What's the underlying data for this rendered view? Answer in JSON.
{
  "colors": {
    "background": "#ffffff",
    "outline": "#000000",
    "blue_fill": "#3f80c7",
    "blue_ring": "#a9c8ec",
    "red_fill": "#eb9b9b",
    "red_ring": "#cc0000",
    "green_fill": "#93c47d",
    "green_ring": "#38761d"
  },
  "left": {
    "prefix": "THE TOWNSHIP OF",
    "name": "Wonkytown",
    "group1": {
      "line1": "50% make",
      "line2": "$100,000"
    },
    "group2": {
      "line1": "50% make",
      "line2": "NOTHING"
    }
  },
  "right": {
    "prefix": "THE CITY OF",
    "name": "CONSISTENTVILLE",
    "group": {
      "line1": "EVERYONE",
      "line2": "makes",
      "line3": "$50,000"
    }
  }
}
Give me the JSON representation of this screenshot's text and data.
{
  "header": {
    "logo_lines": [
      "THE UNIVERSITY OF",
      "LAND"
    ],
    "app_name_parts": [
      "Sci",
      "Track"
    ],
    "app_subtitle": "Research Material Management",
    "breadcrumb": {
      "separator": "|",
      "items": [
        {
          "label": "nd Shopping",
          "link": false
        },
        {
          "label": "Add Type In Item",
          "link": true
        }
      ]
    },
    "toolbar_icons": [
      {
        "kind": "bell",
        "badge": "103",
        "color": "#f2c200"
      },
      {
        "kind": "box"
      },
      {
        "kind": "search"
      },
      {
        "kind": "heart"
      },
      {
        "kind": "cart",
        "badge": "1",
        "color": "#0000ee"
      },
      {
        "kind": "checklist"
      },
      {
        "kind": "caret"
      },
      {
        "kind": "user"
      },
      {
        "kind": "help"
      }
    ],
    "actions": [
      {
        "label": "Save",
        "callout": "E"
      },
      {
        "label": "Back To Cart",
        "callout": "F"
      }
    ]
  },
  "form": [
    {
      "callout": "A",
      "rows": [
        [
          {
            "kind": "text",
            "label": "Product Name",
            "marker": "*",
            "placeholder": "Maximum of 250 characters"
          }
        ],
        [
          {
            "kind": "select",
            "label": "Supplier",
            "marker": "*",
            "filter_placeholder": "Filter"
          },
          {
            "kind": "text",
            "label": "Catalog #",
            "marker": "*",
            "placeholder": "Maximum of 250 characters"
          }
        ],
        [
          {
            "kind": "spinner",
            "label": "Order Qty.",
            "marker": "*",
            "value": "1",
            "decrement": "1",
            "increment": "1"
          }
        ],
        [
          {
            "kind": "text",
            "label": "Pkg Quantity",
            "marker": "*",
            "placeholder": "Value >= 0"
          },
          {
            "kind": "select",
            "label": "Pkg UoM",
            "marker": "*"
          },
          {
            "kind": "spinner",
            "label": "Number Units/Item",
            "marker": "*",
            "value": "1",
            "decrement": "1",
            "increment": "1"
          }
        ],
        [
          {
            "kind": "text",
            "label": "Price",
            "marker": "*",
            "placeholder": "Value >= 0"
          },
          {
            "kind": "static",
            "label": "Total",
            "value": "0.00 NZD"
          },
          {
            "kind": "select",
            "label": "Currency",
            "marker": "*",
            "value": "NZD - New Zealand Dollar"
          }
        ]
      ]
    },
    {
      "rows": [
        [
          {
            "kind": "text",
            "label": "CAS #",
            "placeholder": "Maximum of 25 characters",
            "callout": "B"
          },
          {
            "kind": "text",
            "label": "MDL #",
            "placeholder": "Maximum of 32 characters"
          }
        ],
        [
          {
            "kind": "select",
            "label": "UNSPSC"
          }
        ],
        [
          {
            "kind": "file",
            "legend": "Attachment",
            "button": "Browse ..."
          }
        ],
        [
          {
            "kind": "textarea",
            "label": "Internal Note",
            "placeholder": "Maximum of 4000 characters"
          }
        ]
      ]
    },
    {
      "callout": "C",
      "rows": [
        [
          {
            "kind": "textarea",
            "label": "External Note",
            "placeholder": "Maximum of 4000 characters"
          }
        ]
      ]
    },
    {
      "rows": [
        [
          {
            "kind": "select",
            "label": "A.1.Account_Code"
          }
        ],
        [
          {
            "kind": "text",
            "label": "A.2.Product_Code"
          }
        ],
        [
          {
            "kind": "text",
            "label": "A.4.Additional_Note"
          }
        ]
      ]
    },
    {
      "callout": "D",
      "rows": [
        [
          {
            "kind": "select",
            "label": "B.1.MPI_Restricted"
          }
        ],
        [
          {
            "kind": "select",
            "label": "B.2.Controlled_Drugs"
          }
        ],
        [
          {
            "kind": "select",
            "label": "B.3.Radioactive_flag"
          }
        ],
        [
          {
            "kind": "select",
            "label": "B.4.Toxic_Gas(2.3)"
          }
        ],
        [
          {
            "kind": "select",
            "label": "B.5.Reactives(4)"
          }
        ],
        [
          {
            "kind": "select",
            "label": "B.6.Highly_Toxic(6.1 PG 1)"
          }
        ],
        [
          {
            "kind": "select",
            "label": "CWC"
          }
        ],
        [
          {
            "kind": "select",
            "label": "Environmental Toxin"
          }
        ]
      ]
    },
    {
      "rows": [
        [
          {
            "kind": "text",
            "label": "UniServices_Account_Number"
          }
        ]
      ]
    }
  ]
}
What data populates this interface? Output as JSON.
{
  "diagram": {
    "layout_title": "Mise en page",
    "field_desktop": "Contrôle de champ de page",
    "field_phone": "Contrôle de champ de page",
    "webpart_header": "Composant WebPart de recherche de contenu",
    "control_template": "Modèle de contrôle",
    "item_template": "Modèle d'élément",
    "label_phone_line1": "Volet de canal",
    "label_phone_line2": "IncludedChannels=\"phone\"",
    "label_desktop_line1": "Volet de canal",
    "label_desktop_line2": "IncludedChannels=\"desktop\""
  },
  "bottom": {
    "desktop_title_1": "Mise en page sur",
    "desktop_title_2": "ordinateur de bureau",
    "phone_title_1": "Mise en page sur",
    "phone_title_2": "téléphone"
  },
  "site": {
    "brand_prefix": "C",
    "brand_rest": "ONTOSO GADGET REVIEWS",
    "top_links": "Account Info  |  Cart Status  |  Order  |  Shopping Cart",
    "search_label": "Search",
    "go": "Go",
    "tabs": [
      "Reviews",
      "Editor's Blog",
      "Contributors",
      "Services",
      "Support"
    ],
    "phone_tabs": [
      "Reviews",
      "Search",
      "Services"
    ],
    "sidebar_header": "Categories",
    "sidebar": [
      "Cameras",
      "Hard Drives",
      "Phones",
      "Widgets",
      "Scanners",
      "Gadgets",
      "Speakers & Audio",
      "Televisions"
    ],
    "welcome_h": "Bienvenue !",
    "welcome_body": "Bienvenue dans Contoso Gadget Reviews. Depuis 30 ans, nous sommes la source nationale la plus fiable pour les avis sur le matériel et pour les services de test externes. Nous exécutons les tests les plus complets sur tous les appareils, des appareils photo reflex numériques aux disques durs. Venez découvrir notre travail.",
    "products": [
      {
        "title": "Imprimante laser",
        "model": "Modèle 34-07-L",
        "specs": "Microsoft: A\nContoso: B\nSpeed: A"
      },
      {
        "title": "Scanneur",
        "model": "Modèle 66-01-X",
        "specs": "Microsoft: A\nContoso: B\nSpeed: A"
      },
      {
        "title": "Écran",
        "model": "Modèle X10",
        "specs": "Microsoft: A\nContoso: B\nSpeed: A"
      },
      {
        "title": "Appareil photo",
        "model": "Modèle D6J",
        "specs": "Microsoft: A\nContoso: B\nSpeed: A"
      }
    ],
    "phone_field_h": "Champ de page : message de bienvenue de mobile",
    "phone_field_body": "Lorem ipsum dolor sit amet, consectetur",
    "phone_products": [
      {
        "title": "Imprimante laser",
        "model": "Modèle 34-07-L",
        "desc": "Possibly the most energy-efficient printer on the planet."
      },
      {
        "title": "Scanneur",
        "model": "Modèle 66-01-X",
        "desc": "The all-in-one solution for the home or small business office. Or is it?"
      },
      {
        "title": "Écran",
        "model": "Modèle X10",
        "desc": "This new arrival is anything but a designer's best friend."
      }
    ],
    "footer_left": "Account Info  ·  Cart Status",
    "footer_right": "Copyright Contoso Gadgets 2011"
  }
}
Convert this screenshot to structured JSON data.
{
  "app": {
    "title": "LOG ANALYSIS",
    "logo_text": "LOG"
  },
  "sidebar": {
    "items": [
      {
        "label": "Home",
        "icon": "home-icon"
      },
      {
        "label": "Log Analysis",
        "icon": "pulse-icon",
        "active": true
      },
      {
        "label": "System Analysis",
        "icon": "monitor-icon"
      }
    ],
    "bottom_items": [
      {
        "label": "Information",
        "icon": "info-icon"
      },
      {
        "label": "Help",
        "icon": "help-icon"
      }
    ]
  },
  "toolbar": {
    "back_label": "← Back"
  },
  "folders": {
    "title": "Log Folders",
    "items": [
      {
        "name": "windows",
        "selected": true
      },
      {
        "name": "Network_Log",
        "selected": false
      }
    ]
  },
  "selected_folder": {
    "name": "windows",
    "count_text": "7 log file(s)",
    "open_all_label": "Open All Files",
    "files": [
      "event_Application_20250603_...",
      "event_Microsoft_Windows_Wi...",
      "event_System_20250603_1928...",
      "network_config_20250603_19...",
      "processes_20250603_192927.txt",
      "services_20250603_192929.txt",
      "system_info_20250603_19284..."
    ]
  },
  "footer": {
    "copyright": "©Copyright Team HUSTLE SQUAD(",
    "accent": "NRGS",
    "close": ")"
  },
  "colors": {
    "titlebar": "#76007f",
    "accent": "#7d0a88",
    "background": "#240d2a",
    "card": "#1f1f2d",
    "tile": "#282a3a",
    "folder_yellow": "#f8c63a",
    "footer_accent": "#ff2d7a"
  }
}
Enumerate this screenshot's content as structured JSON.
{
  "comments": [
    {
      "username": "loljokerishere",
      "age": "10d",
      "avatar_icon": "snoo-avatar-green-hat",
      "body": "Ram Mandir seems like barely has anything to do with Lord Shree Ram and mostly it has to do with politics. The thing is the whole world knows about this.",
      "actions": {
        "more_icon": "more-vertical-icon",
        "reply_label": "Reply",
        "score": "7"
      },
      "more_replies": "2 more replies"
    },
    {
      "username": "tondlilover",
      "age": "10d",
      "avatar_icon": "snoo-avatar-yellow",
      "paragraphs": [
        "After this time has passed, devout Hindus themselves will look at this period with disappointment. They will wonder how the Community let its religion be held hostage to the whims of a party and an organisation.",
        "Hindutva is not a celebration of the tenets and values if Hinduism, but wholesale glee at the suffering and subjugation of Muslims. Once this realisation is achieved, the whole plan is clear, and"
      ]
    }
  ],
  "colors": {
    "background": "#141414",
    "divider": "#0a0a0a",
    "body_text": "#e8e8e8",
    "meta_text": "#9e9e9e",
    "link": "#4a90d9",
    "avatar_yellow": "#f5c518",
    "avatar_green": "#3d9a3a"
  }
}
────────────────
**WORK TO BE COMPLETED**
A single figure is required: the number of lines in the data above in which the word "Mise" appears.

**ANSWER TO THE EXERCISE**
3